##### Records #####

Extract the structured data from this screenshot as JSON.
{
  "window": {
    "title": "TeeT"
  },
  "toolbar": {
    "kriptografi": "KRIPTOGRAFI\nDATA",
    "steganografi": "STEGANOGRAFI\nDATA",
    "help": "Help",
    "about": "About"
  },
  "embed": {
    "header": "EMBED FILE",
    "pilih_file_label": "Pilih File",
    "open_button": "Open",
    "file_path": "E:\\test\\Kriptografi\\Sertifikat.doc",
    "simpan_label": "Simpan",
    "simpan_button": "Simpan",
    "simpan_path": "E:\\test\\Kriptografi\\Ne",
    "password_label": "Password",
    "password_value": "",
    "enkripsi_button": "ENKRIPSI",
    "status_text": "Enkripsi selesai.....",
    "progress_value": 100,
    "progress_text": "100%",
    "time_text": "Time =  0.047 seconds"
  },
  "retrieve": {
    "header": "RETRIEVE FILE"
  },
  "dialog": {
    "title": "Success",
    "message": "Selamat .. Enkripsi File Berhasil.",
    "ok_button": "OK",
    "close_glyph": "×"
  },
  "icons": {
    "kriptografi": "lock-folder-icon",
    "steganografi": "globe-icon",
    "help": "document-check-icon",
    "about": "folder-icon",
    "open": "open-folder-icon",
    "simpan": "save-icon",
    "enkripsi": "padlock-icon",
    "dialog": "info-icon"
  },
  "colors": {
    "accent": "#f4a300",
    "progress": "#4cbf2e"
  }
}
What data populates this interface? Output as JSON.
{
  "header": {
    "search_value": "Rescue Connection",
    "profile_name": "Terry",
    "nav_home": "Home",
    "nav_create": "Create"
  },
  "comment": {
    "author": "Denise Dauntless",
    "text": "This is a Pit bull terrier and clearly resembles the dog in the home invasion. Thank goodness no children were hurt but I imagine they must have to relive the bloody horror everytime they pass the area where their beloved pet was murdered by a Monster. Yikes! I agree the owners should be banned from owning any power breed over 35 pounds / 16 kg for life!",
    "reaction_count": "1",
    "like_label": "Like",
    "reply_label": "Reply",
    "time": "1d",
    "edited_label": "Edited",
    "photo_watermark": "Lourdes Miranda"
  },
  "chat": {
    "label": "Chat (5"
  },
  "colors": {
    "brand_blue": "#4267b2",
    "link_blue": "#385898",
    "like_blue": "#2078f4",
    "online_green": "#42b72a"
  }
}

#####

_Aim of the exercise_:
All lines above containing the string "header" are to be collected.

_Task result_:
    "header": "EMBED FILE",
    "header": "RETRIEVE FILE"
  "header": {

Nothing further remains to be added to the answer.